The aim of this study was to examine the expression of methylthioadenosine phosphorylase (MTAP) in 21 fresh tumor samples from patients with soft tissue sarcomas (STS) and 11 human soft tissue sarcoma cell lines, and to determine if loss of expression of this enzyme was correlated with increased sensitivity to L-alanosine and/or 6-methylmercaptopurine. We used a polyclonal antibody to measure the expression of MTAP in soft tissue sarcoma cell lines and in fresh tumor samples. Transfection of the HT-1080 cell line with a plasmid containing the cDNA for the MTAP gene was also performed to generate cell lines for in vitro and in vivo comparative sensitivity studies. MTAP was not expressed in 8 of 21 fresh STS tumors. The expression of MTAP was also not detectable in 3 of the 11 soft tissue sarcoma cell lines (HT-1080, HS42, and M-9110). These three cell lines were more sensitive to L-alanosine, a potent inhibitor of de novo AMP synthesis, and to an inhibitor of de novo purine nucleotide synthesis, 6-methylmercaptopurine riboside (MMPR). The IC50 values for L-alanosine and MMPR were >20-fold lower in MTAP-deficient cells than in MTAP-positive cells. Restoration of MTAP into HT-1080 MTAP-deficient cells also led to decreased sensitivity to L-alanosine and MMPR. An in vivo study using HT-1080 cell tumors with and without MTAP expression confirmed that tumors lacking MTAP were more sensitive to L-alanosine than tumors expressing MTAP. These results provide the basis for selective therapy using inhibitors of de novo purine nucleotide synthesis such as L-alanosine or MMPR to treat patients with STS lacking this enzyme.
- Drug sensitivity

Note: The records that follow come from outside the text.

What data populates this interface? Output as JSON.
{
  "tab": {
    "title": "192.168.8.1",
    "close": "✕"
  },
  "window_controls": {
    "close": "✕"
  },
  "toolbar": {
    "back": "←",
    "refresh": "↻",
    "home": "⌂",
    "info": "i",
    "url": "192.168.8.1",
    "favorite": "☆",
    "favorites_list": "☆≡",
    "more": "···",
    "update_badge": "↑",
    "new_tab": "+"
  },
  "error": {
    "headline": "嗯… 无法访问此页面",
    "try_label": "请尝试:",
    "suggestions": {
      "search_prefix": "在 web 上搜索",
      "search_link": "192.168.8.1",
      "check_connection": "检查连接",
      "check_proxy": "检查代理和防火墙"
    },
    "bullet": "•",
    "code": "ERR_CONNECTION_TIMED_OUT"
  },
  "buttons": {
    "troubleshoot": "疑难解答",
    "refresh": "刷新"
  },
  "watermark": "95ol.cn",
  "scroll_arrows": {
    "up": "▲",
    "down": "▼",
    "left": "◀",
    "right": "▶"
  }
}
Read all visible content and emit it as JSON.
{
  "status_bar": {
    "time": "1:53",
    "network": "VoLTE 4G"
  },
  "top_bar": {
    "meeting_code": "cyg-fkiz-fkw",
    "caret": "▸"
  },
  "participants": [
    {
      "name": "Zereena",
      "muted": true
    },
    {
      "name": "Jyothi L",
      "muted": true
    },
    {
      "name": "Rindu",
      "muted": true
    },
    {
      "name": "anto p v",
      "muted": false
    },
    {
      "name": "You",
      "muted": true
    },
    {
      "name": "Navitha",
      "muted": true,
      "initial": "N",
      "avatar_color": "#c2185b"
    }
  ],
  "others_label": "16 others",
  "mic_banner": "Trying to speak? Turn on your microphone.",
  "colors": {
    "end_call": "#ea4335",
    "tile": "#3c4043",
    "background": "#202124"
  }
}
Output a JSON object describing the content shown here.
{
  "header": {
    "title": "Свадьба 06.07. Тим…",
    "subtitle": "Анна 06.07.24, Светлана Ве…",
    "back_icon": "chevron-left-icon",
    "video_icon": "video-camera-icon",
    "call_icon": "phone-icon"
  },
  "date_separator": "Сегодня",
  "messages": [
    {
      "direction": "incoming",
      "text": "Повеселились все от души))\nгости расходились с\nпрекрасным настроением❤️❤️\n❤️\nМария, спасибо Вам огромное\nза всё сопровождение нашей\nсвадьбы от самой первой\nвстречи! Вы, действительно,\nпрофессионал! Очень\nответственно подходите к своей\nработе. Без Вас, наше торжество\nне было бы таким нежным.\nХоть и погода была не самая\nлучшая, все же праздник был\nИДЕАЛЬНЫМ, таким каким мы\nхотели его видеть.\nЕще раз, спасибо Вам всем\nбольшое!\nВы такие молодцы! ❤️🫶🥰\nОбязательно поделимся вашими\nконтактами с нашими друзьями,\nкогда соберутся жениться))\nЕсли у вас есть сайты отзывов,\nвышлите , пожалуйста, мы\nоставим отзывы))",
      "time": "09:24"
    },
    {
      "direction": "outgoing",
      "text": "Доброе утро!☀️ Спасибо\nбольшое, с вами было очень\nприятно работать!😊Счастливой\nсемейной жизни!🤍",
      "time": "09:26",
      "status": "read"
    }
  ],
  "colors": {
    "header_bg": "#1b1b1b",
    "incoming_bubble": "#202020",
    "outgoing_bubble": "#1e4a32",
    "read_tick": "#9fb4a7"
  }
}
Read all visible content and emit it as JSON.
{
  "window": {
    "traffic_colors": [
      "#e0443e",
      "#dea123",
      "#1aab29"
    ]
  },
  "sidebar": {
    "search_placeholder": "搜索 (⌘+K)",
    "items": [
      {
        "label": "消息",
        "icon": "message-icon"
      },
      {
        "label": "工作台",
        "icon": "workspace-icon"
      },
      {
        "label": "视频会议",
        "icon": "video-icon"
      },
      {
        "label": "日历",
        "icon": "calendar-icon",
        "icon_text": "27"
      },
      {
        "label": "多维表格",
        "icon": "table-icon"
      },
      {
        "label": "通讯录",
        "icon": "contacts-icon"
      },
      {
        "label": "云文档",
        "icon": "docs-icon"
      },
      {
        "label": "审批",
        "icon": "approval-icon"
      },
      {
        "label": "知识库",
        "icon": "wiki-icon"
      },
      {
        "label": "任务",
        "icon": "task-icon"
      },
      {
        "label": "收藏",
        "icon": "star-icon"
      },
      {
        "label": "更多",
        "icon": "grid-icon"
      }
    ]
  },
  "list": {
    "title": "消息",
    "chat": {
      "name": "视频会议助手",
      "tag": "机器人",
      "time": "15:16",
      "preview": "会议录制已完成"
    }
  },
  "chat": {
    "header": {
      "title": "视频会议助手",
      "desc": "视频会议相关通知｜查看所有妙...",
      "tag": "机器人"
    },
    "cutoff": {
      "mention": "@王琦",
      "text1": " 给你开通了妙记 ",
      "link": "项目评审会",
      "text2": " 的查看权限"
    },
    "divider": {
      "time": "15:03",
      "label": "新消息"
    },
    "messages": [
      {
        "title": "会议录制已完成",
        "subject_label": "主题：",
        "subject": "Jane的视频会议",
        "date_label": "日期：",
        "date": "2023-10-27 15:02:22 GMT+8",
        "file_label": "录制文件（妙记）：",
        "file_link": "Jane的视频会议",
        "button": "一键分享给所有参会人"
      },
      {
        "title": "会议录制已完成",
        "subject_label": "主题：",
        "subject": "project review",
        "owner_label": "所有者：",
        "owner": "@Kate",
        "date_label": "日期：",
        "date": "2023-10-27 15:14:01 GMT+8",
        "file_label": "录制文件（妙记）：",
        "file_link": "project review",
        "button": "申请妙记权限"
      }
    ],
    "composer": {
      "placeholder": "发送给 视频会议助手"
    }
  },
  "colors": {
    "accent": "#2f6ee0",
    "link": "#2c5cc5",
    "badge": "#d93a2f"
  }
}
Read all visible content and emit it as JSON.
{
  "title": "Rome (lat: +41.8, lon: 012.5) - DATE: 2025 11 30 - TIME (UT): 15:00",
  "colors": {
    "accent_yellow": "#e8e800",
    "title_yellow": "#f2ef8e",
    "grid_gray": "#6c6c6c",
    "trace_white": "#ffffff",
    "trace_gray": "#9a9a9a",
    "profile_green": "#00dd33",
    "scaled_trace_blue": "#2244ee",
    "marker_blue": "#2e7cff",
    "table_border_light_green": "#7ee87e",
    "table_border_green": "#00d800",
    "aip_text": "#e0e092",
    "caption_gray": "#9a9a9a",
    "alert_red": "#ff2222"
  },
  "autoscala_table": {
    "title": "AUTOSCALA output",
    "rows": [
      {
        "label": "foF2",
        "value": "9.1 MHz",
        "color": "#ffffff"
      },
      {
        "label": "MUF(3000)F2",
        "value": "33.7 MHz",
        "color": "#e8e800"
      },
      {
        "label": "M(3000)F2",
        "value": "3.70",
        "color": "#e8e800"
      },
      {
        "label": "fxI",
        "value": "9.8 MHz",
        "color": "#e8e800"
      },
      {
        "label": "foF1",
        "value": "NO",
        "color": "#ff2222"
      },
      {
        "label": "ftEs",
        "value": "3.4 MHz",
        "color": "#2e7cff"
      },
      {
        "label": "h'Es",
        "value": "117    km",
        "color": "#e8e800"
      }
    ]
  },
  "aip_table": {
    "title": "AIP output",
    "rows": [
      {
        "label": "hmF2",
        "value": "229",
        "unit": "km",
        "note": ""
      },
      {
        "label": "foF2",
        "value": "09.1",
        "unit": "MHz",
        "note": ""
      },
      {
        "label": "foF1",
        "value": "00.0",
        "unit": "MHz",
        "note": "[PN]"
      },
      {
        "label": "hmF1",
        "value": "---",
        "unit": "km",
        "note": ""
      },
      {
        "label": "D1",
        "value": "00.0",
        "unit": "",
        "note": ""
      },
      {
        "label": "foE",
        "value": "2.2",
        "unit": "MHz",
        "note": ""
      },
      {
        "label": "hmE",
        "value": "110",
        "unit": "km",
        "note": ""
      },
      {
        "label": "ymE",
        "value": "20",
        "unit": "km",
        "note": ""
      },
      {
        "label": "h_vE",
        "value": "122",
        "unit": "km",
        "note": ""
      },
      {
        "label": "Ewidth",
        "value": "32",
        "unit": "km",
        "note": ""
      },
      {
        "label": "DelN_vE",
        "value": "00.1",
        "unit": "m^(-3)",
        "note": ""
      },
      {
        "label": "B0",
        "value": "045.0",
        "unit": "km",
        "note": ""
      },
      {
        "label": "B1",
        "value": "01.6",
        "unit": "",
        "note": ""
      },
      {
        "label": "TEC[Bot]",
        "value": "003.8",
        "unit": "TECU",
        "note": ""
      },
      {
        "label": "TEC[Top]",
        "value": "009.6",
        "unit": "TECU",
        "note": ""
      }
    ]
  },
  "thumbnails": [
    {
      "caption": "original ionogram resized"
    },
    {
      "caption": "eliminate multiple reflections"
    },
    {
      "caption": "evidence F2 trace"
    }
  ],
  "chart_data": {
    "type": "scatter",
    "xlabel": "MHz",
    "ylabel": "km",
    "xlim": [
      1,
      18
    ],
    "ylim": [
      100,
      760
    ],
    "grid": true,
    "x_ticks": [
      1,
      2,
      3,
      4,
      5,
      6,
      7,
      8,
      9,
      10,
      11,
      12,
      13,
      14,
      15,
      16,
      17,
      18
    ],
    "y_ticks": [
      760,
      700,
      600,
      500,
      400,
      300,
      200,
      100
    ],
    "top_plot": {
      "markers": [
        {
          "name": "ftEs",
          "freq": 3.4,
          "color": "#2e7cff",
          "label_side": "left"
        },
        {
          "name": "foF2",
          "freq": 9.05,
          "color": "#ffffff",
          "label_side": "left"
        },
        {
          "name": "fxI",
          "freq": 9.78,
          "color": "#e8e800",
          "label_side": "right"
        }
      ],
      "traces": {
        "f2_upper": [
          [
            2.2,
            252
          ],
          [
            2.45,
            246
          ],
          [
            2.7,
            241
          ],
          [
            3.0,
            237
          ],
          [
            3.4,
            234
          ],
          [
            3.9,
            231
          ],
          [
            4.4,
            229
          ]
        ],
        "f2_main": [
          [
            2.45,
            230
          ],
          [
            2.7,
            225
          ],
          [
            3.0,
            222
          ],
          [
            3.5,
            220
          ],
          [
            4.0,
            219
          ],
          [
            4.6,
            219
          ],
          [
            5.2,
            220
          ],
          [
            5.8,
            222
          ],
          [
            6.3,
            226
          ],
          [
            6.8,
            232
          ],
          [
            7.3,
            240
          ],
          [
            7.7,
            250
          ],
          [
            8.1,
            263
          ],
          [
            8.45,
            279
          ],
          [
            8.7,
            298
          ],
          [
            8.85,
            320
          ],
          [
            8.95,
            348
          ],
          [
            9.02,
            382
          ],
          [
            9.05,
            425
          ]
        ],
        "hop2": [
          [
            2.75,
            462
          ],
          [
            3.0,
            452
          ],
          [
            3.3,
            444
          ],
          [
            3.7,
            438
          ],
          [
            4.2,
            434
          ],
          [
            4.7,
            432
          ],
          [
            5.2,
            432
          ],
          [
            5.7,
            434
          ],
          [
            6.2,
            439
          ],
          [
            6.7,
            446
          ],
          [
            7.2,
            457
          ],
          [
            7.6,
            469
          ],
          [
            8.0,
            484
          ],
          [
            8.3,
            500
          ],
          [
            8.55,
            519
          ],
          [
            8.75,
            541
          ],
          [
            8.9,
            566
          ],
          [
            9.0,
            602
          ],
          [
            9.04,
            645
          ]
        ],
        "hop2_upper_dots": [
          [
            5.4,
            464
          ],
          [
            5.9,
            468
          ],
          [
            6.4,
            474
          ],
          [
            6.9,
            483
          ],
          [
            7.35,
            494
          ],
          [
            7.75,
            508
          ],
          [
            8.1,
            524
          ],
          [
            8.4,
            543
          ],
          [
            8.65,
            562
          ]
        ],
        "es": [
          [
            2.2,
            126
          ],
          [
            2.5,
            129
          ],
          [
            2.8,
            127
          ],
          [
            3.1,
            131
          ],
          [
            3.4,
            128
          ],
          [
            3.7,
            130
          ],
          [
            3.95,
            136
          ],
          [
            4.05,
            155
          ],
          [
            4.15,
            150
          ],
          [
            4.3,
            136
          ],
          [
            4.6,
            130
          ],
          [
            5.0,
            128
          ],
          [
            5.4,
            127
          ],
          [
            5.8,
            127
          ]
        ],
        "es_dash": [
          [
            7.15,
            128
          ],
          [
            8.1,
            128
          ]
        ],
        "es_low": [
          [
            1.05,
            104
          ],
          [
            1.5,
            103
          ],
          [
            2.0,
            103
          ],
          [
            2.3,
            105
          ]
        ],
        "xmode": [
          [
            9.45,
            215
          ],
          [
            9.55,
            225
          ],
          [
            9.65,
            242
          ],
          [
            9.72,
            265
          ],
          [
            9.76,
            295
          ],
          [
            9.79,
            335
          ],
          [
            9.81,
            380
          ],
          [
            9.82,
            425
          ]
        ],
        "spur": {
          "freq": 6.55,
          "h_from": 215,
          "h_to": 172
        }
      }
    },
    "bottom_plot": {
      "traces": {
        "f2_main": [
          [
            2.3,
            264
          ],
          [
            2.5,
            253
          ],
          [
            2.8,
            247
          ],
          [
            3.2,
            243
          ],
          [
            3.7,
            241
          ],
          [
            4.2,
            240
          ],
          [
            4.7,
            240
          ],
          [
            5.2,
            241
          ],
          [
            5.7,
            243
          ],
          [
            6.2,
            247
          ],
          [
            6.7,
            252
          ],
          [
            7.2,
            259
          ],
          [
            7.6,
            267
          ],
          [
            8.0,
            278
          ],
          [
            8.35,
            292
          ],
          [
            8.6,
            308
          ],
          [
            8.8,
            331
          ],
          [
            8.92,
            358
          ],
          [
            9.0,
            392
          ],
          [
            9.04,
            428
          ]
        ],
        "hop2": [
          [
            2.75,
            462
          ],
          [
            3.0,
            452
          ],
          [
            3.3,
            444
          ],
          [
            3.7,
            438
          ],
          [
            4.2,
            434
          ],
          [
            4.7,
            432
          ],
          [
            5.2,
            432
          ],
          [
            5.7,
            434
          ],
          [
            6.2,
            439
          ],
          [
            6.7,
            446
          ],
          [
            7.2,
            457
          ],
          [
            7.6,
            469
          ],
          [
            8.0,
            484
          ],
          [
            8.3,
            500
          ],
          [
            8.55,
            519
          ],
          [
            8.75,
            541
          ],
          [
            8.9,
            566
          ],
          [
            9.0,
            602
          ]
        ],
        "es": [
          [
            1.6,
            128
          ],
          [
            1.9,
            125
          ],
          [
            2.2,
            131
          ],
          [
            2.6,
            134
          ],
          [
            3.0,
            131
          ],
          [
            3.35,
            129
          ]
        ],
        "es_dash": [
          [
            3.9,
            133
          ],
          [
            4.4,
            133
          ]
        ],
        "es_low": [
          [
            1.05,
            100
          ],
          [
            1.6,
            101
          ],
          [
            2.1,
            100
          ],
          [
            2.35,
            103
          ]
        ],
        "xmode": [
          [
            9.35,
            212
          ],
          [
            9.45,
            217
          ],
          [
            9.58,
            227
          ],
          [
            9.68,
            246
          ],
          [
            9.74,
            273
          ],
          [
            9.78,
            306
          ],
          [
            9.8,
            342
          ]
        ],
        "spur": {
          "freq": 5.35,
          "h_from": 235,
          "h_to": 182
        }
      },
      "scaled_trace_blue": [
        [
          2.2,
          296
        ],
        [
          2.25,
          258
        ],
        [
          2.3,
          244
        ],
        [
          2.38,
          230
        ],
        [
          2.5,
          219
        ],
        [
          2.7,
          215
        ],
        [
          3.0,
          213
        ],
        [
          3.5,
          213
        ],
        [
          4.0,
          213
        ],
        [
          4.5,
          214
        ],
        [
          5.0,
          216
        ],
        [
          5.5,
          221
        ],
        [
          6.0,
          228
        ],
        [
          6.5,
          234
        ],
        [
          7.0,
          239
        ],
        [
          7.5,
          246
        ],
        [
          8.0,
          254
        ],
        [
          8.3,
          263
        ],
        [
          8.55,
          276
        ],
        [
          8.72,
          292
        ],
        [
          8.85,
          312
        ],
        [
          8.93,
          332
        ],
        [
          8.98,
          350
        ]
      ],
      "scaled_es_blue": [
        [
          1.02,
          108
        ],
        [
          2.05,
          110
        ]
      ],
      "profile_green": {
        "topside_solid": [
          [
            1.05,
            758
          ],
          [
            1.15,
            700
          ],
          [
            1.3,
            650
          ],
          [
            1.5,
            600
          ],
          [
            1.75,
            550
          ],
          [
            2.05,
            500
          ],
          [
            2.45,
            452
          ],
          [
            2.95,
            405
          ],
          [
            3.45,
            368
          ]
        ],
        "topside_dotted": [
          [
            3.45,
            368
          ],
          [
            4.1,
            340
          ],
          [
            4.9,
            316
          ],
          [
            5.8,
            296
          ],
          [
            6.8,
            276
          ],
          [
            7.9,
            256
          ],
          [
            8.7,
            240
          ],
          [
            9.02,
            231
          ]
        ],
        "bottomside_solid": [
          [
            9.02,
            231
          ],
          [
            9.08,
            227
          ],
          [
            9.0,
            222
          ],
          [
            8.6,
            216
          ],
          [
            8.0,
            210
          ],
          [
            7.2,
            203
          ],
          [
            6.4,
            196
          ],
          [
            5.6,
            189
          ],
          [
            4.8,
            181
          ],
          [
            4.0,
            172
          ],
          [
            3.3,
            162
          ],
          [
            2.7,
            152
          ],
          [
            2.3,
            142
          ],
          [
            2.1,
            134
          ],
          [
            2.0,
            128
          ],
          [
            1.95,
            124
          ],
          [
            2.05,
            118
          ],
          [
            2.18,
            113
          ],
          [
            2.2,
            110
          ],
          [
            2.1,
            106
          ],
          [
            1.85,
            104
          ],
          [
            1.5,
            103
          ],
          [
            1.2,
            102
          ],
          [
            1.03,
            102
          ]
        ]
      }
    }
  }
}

- Methylmercaptopurine riboside (MMPR)
- Methylthioadenosine phosphorylase (MTAP)
- Soft tissue sarcoma cells
ASJC Scopus subject areas
- Cancer Research